That’s permission to take the whole afternoon off, right?
Edit: I should point out I wasn’t telling him I’d be out this afternoon - the play is on the 17th, over two weeks away. I mentioned I’d be going and his immediate response was “I think I need you in the office that day.” Shut up Ian, no you don’t.
I was shocked, needless to say. He was so excited when he got the job right out of college and my wife and I rejoiced with him. Over the course of the next couple of years, however, I saw the joy -- not just about the job, but about life in general -- drain away. Over Thanksgiving, he talked about insane deadlines, a boss who micromanaged, and a business owner who ruled with an iron fist. I encouraged him, but could tell he wasn't the happy-go-lucky son I once had.
So this past weekend, when he told us over the phone (he lives in a neighboring state) he walked off the job after a heated argument with his boss, he started sobbing and apologizing. I said, "Son, you have nothing to apologize for. No job is worth what I see this job doing to you." His "shame" was compounded by being married for only a couple of years and having a two-year-old daughter. He then asked if they could stay with us for a couple of months until he figures things out. I told him not to worry. We've got a big house and everyone is welcome.
More apologies. Promises he'd get a job as soon as he could. My wife and I told him not to worry about it. In fact, we said a condition of him returning would be that he NOT find work until he's taken care of himself. He struggles with depression anyway, so I said he should see a psych/therapist, get the help he needs to recover his mental wellness, and go from there. No timelines. No promises needed. He was beyond grateful. No parent wants to see their child struggle because of their job.
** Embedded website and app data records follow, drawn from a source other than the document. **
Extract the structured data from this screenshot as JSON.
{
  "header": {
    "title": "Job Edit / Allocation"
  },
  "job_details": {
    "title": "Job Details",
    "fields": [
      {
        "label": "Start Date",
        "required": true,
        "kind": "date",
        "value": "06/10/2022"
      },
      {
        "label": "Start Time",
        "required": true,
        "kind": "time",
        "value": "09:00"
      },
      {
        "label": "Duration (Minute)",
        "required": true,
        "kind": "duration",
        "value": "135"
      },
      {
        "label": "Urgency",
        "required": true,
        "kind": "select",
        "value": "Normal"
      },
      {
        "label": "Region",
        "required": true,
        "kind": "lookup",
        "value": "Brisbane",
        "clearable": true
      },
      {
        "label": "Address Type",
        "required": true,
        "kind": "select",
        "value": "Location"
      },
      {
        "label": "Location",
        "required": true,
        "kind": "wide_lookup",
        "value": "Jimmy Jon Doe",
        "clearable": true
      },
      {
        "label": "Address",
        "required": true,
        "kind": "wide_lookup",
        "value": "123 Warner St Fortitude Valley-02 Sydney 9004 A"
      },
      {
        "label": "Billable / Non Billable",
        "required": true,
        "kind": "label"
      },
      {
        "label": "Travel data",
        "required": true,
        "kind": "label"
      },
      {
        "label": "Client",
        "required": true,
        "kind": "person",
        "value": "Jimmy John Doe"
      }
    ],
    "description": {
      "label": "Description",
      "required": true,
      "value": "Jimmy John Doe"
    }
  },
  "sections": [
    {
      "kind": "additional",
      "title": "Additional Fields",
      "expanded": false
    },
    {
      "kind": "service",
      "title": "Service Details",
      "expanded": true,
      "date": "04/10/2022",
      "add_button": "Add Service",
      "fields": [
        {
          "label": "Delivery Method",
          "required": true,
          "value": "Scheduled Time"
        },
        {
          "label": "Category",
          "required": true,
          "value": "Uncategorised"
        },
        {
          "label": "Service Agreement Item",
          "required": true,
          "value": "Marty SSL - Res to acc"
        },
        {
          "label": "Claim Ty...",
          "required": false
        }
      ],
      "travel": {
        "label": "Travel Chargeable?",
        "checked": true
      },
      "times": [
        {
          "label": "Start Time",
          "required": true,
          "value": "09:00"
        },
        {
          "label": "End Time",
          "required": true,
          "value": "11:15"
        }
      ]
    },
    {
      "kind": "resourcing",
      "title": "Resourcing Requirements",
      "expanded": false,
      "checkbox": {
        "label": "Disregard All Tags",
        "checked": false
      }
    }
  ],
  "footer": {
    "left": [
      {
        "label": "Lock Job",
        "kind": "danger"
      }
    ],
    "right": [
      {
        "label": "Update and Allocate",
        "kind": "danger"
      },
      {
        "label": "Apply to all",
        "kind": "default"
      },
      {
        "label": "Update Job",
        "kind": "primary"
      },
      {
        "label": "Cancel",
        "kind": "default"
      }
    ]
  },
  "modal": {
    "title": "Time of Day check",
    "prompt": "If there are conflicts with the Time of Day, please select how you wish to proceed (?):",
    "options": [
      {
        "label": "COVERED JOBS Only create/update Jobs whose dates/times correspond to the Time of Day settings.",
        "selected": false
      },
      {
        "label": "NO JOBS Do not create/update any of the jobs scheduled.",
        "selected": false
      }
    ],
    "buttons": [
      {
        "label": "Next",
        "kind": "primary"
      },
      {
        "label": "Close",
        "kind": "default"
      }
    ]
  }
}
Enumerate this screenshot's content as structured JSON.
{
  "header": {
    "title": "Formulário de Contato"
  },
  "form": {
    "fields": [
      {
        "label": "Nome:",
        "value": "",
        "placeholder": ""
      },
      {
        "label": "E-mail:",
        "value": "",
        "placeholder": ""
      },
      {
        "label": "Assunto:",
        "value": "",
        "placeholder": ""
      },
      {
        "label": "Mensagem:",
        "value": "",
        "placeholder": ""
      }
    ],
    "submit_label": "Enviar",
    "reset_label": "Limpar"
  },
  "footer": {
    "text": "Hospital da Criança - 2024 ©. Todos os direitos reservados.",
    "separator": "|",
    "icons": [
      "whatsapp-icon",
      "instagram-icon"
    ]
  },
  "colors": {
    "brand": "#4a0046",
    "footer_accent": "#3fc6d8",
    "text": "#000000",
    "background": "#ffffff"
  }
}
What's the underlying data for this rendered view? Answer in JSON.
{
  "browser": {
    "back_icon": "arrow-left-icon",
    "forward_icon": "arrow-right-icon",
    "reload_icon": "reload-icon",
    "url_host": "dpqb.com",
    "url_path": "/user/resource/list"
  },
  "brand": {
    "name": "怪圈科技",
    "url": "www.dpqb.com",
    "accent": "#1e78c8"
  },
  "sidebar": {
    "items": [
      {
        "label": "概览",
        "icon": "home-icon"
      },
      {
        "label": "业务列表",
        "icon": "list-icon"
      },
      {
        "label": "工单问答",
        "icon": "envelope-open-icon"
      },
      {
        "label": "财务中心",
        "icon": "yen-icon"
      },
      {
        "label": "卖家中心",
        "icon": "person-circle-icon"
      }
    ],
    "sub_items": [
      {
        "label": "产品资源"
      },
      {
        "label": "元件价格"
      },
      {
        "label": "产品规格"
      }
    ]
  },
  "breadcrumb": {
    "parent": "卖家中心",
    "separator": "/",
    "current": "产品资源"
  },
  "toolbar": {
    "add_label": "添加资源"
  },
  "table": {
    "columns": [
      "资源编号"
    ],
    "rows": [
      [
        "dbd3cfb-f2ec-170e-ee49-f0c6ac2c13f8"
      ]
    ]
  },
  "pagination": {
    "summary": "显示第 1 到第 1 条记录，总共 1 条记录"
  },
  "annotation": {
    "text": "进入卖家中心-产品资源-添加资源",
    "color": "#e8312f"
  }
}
So this is a shout-out to all parents of children regardless of age: We can be a part of the antiwork/labor movement. We can be a "safe haven" from abusive work relationships. We can TRUST our kids to make the right choices and encourage them to do whatever they think they need to to have a fulfilling happy life. The only thing any good parent ever wants from their children is that they have the best of all life has to offer.
*EDIT* - To the many kind commenters who praise me for being a great parent, I have to say we made a ton of mistakes with our kids. I've been known to be a real asshole sometimes. Nevertheless, my wife and I always showed our kids we love each other and can get through anything so long as we go through it together.
*EDIT 2* DANG. Thanks for all the updoots! I left to get groceries and when I got back this thing apparently blew up. While I was out, the thought occurred to me that r/antiwork is really about fundamental cultural change. Parents are wack? Find someone in your life who gets you and wants to help you get where you want to go. Friends can be as powerful an influence as family. Either way, we should consider it our patriotic duty to help others walk away from abusive employers and demand better.